EXERCISE GOAL
Your copy of the data should match it exactly, except that the pictures are gone.

BEGIN

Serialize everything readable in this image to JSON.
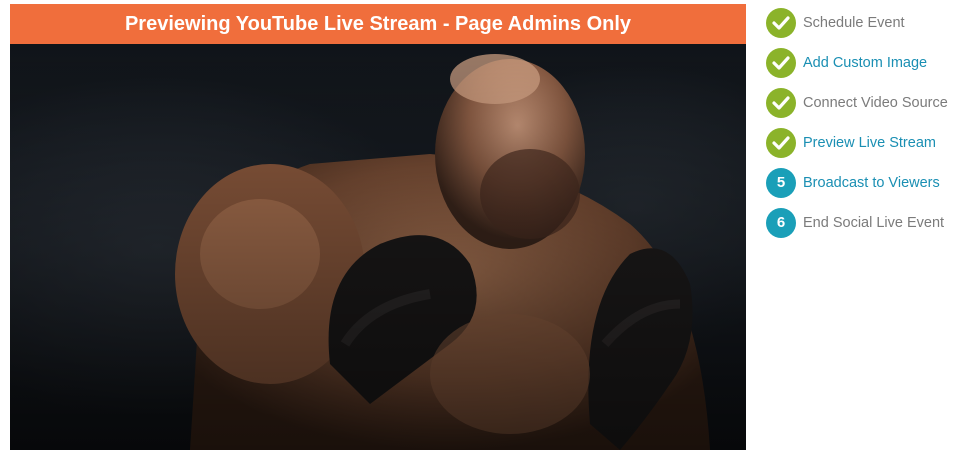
{
  "preview": {
    "banner_title": "Previewing YouTube Live Stream - Page Admins Only",
    "banner_color": "#f06e3c"
  },
  "steps": [
    {
      "status": "done",
      "label": "Schedule Event",
      "style": "muted"
    },
    {
      "status": "done",
      "label": "Add Custom Image",
      "style": "link"
    },
    {
      "status": "done",
      "label": "Connect Video Source",
      "style": "muted"
    },
    {
      "status": "done",
      "label": "Preview Live Stream",
      "style": "link"
    },
    {
      "status": "pending",
      "number": "5",
      "label": "Broadcast to Viewers",
      "style": "link"
    },
    {
      "status": "pending",
      "number": "6",
      "label": "End Social Live Event",
      "style": "muted"
    }
  ],
  "colors": {
    "done": "#8bb32a",
    "pending": "#1a9fb8",
    "link": "#1a8fb3",
    "muted": "#7b7b7b"
  },
  "icons": {
    "done": "checkmark-icon"
  }
}
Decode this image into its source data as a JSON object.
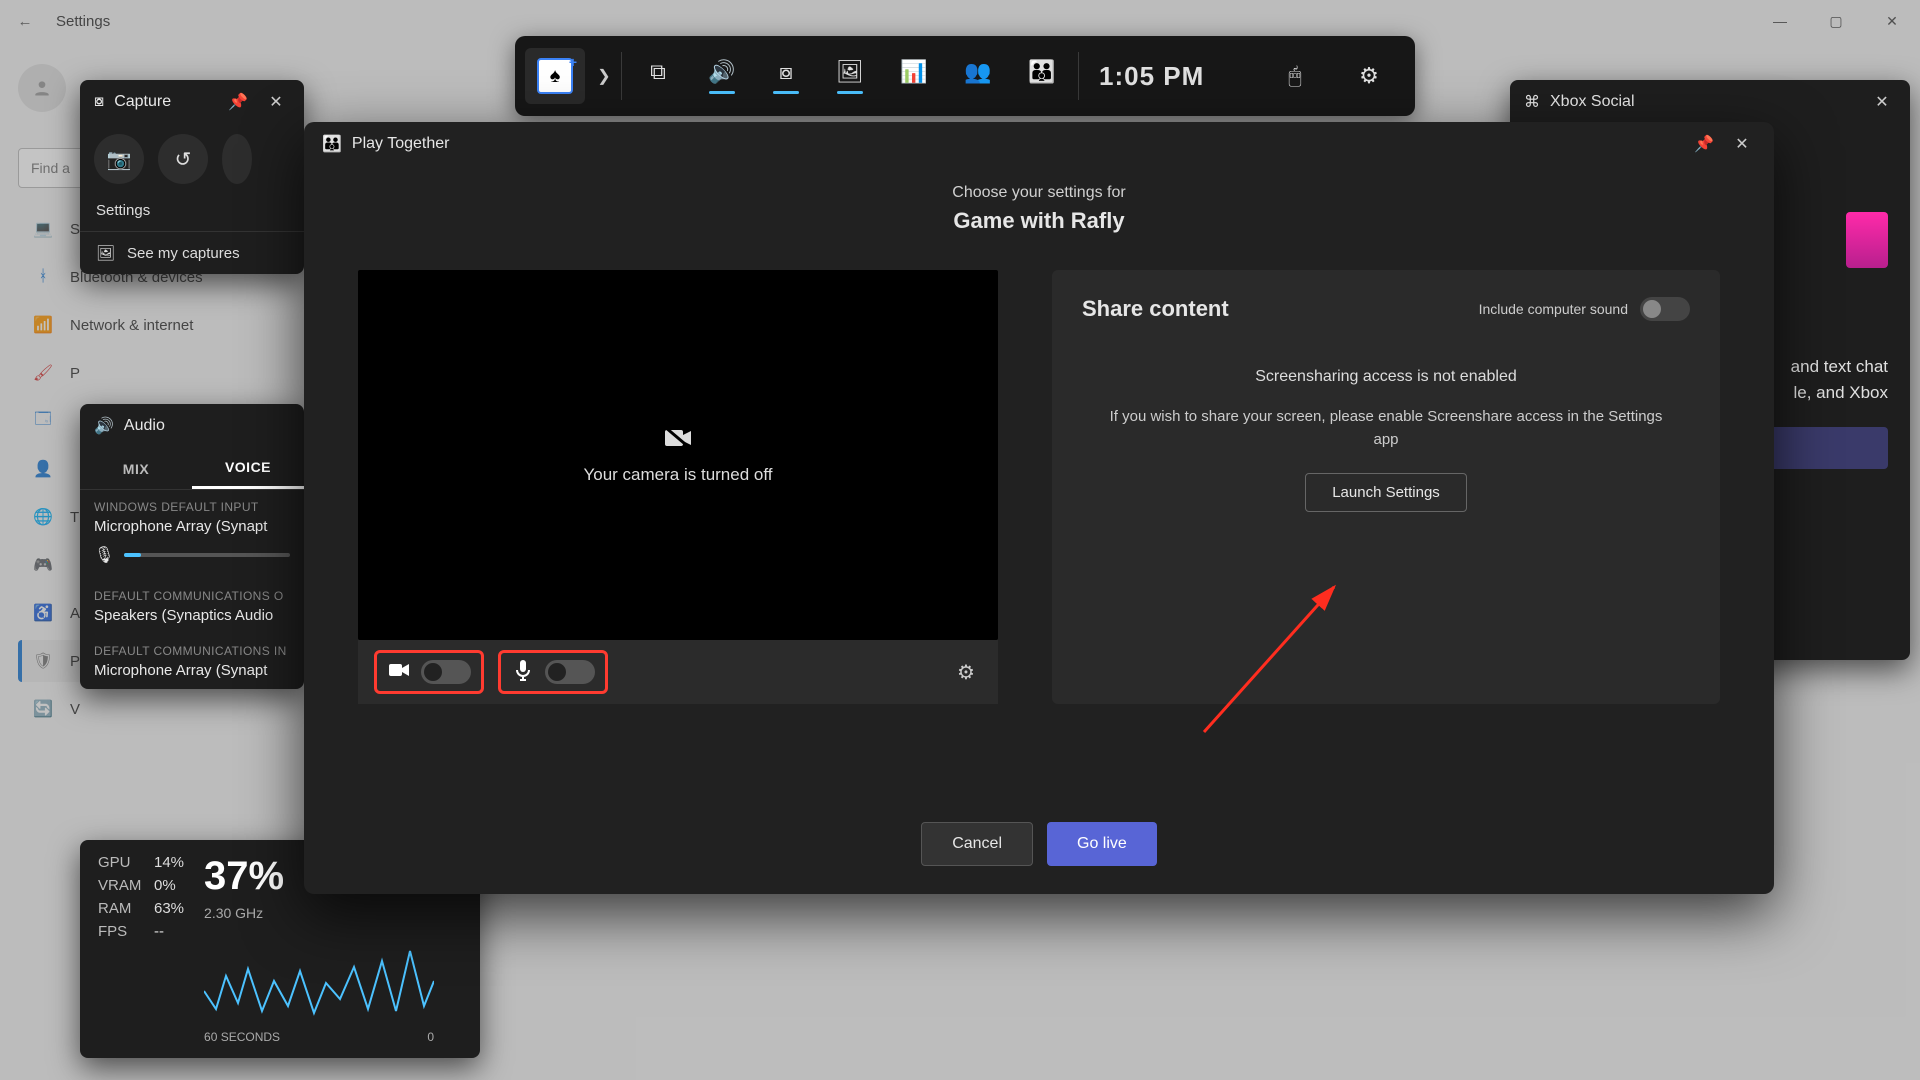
{
  "settings_window": {
    "title": "Settings",
    "search_placeholder": "Find a",
    "nav": [
      {
        "icon": "💻",
        "label": "S",
        "color": "#1976d2"
      },
      {
        "icon": "ᚼ",
        "label": "Bluetooth & devices",
        "color": "#1976d2"
      },
      {
        "icon": "📶",
        "label": "Network & internet",
        "color": "#1e88e5"
      },
      {
        "icon": "🖌",
        "label": "P",
        "color": "#d32f2f"
      },
      {
        "icon": "🗔",
        "label": "",
        "color": "#1976d2"
      },
      {
        "icon": "👤",
        "label": "",
        "color": "#1e88e5"
      },
      {
        "icon": "🌐",
        "label": "T",
        "color": "#039be5"
      },
      {
        "icon": "🎮",
        "label": "",
        "color": "#888"
      },
      {
        "icon": "♿",
        "label": "A",
        "color": "#1e88e5"
      },
      {
        "icon": "🛡",
        "label": "P",
        "color": "#777",
        "active": true
      },
      {
        "icon": "🔄",
        "label": "V",
        "color": "#039be5"
      }
    ]
  },
  "gamebar": {
    "time": "1:05 PM",
    "buttons": [
      {
        "name": "widgets",
        "glyph": "⧉",
        "underline": false
      },
      {
        "name": "audio",
        "glyph": "🔊",
        "underline": true
      },
      {
        "name": "capture",
        "glyph": "⧇",
        "underline": true
      },
      {
        "name": "gallery",
        "glyph": "🖼",
        "underline": true
      },
      {
        "name": "performance",
        "glyph": "📊",
        "underline": false
      },
      {
        "name": "xbox-social",
        "glyph": "👥",
        "underline": false
      },
      {
        "name": "teams",
        "glyph": "👪",
        "underline": false
      }
    ]
  },
  "capture": {
    "title": "Capture",
    "settings_label": "Settings",
    "see_captures": "See my captures"
  },
  "audio": {
    "title": "Audio",
    "tabs": {
      "mix": "MIX",
      "voice": "VOICE"
    },
    "sections": {
      "input_header": "WINDOWS DEFAULT INPUT",
      "input_device": "Microphone Array (Synapt",
      "comm_out_header": "DEFAULT COMMUNICATIONS O",
      "comm_out_device": "Speakers (Synaptics Audio",
      "comm_in_header": "DEFAULT COMMUNICATIONS IN",
      "comm_in_device": "Microphone Array (Synapt"
    }
  },
  "perf": {
    "rows": [
      {
        "label": "GPU",
        "value": "14%"
      },
      {
        "label": "VRAM",
        "value": "0%"
      },
      {
        "label": "RAM",
        "value": "63%"
      },
      {
        "label": "FPS",
        "value": "--"
      }
    ],
    "big_pct": "37%",
    "clock": "2.30 GHz",
    "x_label": "60 SECONDS",
    "y_max": "0"
  },
  "social": {
    "title": "Xbox Social",
    "body1": "and text chat",
    "body2": "le, and Xbox"
  },
  "play_together": {
    "brand": "Play Together",
    "subtitle": "Choose your settings for",
    "title": "Game with Rafly",
    "camera_off": "Your camera is turned off",
    "share_heading": "Share content",
    "include_sound": "Include computer sound",
    "share_status": "Screensharing access is not enabled",
    "share_desc": "If you wish to share your screen, please enable Screenshare access in the Settings app",
    "launch": "Launch Settings",
    "cancel": "Cancel",
    "go_live": "Go live"
  }
}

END

REPLY TO THE EXERCISE
Serialize everything readable in this image to JSON.
{
  "preview": {
    "banner_title": "Previewing YouTube Live Stream - Page Admins Only",
    "banner_color": "#f06e3c"
  },
  "steps": [
    {
      "status": "done",
      "label": "Schedule Event",
      "style": "muted"
    },
    {
      "status": "done",
      "label": "Add Custom Image",
      "style": "link"
    },
    {
      "status": "done",
      "label": "Connect Video Source",
      "style": "muted"
    },
    {
      "status": "done",
      "label": "Preview Live Stream",
      "style": "link"
    },
    {
      "status": "pending",
      "number": "5",
      "label": "Broadcast to Viewers",
      "style": "link"
    },
    {
      "status": "pending",
      "number": "6",
      "label": "End Social Live Event",
      "style": "muted"
    }
  ],
  "colors": {
    "done": "#8bb32a",
    "pending": "#1a9fb8",
    "link": "#1a8fb3",
    "muted": "#7b7b7b"
  },
  "icons": {
    "done": "checkmark-icon"
  }
}
Decode this image into its source data as a JSON object.
{
  "settings_window": {
    "title": "Settings",
    "search_placeholder": "Find a",
    "nav": [
      {
        "icon": "💻",
        "label": "S",
        "color": "#1976d2"
      },
      {
        "icon": "ᚼ",
        "label": "Bluetooth & devices",
        "color": "#1976d2"
      },
      {
        "icon": "📶",
        "label": "Network & internet",
        "color": "#1e88e5"
      },
      {
        "icon": "🖌",
        "label": "P",
        "color": "#d32f2f"
      },
      {
        "icon": "🗔",
        "label": "",
        "color": "#1976d2"
      },
      {
        "icon": "👤",
        "label": "",
        "color": "#1e88e5"
      },
      {
        "icon": "🌐",
        "label": "T",
        "color": "#039be5"
      },
      {
        "icon": "🎮",
        "label": "",
        "color": "#888"
      },
      {
        "icon": "♿",
        "label": "A",
        "color": "#1e88e5"
      },
      {
        "icon": "🛡",
        "label": "P",
        "color": "#777",
        "active": true
      },
      {
        "icon": "🔄",
        "label": "V",
        "color": "#039be5"
      }
    ]
  },
  "gamebar": {
    "time": "1:05 PM",
    "buttons": [
      {
        "name": "widgets",
        "glyph": "⧉",
        "underline": false
      },
      {
        "name": "audio",
        "glyph": "🔊",
        "underline": true
      },
      {
        "name": "capture",
        "glyph": "⧇",
        "underline": true
      },
      {
        "name": "gallery",
        "glyph": "🖼",
        "underline": true
      },
      {
        "name": "performance",
        "glyph": "📊",
        "underline": false
      },
      {
        "name": "xbox-social",
        "glyph": "👥",
        "underline": false
      },
      {
        "name": "teams",
        "glyph": "👪",
        "underline": false
      }
    ]
  },
  "capture": {
    "title": "Capture",
    "settings_label": "Settings",
    "see_captures": "See my captures"
  },
  "audio": {
    "title": "Audio",
    "tabs": {
      "mix": "MIX",
      "voice": "VOICE"
    },
    "sections": {
      "input_header": "WINDOWS DEFAULT INPUT",
      "input_device": "Microphone Array (Synapt",
      "comm_out_header": "DEFAULT COMMUNICATIONS O",
      "comm_out_device": "Speakers (Synaptics Audio",
      "comm_in_header": "DEFAULT COMMUNICATIONS IN",
      "comm_in_device": "Microphone Array (Synapt"
    }
  },
  "perf": {
    "rows": [
      {
        "label": "GPU",
        "value": "14%"
      },
      {
        "label": "VRAM",
        "value": "0%"
      },
      {
        "label": "RAM",
        "value": "63%"
      },
      {
        "label": "FPS",
        "value": "--"
      }
    ],
    "big_pct": "37%",
    "clock": "2.30 GHz",
    "x_label": "60 SECONDS",
    "y_max": "0"
  },
  "social": {
    "title": "Xbox Social",
    "body1": "and text chat",
    "body2": "le, and Xbox"
  },
  "play_together": {
    "brand": "Play Together",
    "subtitle": "Choose your settings for",
    "title": "Game with Rafly",
    "camera_off": "Your camera is turned off",
    "share_heading": "Share content",
    "include_sound": "Include computer sound",
    "share_status": "Screensharing access is not enabled",
    "share_desc": "If you wish to share your screen, please enable Screenshare access in the Settings app",
    "launch": "Launch Settings",
    "cancel": "Cancel",
    "go_live": "Go live"
  }
}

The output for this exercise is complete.